Starving, the kids go foraging in dumpsters. Rainbow takes off with a boy with an orange Mohawk, and returns completely stoned. Officer Ryan comes to bring her in, and because Maybe will not leave her friend, she is arrested too. After a harrowing night in a holding cell, Rainbow is taken to detox, and Maybe is sent to the Youth Housing Project. Chafing under the constant supervision, Maybe runs away to the streets again, returning to the bridge, where the group burrows like animals into a nest of trash to keep warm. Everyone is sick, and Tears wants to go home. Maybe takes her to Anthony, who arranges for her to call her mother, but nothing has changed, and the conversation ends poorly. Back under the bridge, OG and Maggot make a bonfire, and Jewel talks about going to Exeter, where "all the best children" attend. From his prattle about wealthy parents and exotic vacations, it is clear that he has completely lost touch with reality. Maybe runs into Officer Ryan, who tells her that Rainbow has escaped from the detox center and committed suicide. As Maybe walks back toward the bridge, a Lexus stops, and its occupants offer her money if she will look at a picture of someone for whom they are searching. The pictures are of a tanned young man from obviously comfortable circumstances—Maggot. Maybe takes the couple to the shelter, and although Maggot expresses disdain for his parents, he agrees to go to dinner with them, and does not return.

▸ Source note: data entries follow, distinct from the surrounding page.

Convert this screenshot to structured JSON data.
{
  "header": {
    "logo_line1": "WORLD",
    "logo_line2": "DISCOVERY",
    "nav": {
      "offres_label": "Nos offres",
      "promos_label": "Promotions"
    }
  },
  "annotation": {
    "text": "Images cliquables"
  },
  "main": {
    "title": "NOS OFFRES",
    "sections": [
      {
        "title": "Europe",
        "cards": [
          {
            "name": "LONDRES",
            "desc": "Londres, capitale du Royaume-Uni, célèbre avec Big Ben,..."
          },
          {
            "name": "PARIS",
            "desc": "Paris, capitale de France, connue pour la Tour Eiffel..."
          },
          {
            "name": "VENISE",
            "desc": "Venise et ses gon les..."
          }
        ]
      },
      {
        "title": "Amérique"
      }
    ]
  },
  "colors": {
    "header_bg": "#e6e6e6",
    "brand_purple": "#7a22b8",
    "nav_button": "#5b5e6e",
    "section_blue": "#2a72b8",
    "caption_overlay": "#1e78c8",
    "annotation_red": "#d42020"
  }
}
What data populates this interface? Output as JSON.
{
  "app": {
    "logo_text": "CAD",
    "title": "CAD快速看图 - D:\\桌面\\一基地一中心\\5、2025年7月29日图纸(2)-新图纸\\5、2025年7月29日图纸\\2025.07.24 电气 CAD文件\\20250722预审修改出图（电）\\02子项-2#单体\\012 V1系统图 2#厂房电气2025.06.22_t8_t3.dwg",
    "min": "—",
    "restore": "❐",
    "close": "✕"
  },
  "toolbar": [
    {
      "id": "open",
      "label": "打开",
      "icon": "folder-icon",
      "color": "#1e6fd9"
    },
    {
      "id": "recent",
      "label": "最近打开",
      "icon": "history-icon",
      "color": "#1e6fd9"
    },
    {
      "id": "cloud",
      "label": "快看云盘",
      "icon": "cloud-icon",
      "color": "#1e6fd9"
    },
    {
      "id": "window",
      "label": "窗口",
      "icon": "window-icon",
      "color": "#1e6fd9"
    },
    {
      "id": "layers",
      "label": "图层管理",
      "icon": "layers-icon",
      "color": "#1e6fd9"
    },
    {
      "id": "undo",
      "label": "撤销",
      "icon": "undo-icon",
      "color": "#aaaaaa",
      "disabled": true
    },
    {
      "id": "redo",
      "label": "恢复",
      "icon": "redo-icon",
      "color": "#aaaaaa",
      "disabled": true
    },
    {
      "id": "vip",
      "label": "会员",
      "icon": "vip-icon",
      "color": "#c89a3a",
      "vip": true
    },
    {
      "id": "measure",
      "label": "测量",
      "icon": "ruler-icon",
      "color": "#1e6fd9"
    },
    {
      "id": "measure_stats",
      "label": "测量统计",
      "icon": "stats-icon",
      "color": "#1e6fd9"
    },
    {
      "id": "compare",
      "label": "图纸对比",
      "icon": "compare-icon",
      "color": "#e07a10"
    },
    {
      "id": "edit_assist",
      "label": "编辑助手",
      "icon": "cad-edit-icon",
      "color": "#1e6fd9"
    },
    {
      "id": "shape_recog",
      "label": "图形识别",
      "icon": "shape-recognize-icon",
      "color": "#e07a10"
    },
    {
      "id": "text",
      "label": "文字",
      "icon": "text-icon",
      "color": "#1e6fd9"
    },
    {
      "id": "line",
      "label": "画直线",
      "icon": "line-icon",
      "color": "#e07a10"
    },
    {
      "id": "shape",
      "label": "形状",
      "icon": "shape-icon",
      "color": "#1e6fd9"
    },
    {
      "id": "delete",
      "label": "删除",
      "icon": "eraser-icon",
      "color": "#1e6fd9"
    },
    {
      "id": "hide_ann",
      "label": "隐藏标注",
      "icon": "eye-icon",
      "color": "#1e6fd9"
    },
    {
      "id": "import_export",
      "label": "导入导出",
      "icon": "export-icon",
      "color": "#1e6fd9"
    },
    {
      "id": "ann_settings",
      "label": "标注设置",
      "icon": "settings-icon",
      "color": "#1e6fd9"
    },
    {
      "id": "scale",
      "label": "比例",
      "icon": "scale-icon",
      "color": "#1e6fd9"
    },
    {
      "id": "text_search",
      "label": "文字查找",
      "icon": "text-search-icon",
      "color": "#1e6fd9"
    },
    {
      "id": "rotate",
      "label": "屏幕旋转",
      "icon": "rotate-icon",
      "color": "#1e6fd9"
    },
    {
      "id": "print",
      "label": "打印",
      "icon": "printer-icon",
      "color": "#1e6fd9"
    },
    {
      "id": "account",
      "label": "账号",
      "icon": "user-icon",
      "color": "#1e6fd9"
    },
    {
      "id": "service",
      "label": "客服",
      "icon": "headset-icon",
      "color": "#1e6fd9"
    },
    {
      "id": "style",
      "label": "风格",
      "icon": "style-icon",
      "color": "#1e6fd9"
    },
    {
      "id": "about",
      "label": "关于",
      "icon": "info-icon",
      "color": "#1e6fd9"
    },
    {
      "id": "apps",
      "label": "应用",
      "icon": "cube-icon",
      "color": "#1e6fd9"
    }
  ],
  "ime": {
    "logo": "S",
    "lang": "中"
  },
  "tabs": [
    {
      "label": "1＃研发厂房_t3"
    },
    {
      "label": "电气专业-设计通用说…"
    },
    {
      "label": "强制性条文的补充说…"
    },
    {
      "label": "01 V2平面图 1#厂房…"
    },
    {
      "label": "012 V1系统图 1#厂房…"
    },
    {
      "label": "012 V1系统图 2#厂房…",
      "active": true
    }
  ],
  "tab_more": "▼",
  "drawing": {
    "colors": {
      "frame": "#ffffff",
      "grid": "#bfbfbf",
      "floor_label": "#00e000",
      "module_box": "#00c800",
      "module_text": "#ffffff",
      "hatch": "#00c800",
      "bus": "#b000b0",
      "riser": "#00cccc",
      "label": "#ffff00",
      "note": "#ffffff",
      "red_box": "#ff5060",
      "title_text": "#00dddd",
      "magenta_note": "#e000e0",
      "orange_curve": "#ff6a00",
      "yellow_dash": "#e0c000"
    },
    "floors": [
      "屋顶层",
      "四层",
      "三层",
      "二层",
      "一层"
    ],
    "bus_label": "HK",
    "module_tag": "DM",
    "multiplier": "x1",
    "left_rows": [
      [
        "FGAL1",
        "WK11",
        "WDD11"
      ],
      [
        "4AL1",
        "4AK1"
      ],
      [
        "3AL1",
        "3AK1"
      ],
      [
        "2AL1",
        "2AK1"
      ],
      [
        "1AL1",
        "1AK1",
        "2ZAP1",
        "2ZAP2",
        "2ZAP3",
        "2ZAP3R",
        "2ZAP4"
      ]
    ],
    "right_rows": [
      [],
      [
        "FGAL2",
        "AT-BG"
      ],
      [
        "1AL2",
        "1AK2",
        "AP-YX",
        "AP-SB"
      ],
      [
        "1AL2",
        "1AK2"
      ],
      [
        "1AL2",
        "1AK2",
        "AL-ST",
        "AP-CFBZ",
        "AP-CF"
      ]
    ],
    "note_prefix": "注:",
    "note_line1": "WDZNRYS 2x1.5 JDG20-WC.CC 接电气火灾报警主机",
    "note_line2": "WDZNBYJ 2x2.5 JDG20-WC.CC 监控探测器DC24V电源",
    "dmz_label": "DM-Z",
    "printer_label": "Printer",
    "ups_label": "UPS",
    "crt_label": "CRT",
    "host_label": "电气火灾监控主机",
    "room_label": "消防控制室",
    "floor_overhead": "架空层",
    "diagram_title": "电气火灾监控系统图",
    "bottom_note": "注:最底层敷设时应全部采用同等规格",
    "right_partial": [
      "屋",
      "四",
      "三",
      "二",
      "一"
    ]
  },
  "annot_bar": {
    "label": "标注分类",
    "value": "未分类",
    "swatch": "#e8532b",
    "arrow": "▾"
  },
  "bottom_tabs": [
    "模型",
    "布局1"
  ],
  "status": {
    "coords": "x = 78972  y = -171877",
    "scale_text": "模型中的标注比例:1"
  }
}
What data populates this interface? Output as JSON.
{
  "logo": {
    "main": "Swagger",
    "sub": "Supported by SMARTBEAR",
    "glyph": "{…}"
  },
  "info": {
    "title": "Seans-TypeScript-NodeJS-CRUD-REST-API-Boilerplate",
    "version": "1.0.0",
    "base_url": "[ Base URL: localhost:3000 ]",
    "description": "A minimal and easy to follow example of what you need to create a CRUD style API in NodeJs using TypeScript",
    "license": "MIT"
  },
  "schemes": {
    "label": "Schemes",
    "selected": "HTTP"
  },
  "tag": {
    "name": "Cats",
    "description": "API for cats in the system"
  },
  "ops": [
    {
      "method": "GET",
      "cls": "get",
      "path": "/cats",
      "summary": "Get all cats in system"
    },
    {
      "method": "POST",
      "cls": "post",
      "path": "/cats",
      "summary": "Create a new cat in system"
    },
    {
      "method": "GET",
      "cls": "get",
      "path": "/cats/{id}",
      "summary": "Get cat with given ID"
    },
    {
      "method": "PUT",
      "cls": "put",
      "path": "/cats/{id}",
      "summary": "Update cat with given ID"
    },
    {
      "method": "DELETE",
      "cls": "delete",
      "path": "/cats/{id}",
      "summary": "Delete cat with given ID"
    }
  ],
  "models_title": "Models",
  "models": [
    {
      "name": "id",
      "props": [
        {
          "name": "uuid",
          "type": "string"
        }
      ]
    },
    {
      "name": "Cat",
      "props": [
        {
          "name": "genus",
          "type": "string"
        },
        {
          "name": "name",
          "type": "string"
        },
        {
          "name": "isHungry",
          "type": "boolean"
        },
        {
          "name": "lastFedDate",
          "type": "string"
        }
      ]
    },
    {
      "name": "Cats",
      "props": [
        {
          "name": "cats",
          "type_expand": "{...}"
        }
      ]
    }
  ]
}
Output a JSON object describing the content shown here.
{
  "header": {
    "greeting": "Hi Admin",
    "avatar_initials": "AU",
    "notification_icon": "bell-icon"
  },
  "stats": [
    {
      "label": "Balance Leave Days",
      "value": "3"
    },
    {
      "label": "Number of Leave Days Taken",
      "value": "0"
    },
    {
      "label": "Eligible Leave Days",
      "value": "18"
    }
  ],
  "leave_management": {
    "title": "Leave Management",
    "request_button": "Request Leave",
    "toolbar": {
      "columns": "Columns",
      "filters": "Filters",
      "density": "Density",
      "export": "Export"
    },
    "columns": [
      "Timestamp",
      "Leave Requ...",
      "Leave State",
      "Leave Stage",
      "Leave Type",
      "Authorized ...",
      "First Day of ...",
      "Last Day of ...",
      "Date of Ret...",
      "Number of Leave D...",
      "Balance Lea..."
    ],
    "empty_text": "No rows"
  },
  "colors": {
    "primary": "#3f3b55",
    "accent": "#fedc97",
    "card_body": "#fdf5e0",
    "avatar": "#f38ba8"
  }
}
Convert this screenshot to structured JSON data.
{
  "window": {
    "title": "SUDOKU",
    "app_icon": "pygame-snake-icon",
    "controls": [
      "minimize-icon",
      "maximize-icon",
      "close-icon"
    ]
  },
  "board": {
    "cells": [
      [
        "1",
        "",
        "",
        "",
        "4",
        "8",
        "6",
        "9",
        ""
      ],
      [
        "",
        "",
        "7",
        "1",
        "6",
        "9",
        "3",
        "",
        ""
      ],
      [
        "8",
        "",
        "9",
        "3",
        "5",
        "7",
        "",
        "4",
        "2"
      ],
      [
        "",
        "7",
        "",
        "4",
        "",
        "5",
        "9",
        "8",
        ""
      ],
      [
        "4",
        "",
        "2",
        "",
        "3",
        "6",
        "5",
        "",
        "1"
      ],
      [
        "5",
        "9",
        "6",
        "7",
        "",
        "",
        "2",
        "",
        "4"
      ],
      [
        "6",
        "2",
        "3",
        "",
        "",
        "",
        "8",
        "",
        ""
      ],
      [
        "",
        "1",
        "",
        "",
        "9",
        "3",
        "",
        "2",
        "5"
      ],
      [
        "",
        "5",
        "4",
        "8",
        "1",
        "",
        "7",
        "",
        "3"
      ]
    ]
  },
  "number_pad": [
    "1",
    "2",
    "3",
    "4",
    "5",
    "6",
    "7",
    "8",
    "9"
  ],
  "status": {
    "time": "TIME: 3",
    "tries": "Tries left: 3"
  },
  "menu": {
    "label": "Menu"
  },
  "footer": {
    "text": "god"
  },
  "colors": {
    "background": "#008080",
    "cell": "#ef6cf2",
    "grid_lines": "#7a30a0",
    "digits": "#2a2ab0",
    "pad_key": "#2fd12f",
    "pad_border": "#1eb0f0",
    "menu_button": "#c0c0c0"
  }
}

Acutely aware of the hopelessness of their situation, Maybe determines to save the innocent Tears, who has taken off, saying she "can't take this no more." Maybe turns to the only adult she feels she can trust, Anthony, who agrees to try to find Tears' grandparents. When Maybe returns to the bridge, Jewel is rocking, oblivious to his surroundings. The puppy has died of starvation, and OG, wracked with illness, is unconscious. Maybe begs a man with a cellphone to call 911. Officer Ryan arrives with the emergency vehicles, and offers to take Maybe to a shelter. Maybe considers the offer, but must find Tears first. She now clearly understands that "you (can't) live on the streets, you (can) only die there."
Maybe returns to the library, where Anthony tells her he has contacted Tears' grandparents, who want her to come live with them. Maybe, however, cannot find Tears, and runs through the city looking for her, first alone, then with Anthony. That night, Maybe sees Tears, dressed up and waiting to get into a club. Maybe tries to talk to Tears, but the man accompanying her becomes irate; Anthony, masquerading as Tears' father, confronts him, and the man flees. Anthony takes the girls to his apartment, and the next morning they drive to West Virginia, where Tears is reunited with her grandparents.
Maybe is now the only one left. Anthony asks what she will do, telling her she can make it even though she has no family to care about her. Maybe balks when he suggests a group home, thinking about all the rules she would have to follow, but Anthony points out that it would only be temporary, and that when she is old enough, she will be able to make her own decisions about how she wants to live. Maybe considers his advice, and asks Anthony to take her to the ocean before they get back to New York City. As she feels the icy water of the sea rise around her feet, Maybe has a sense that maybe, just maybe, she just might make it.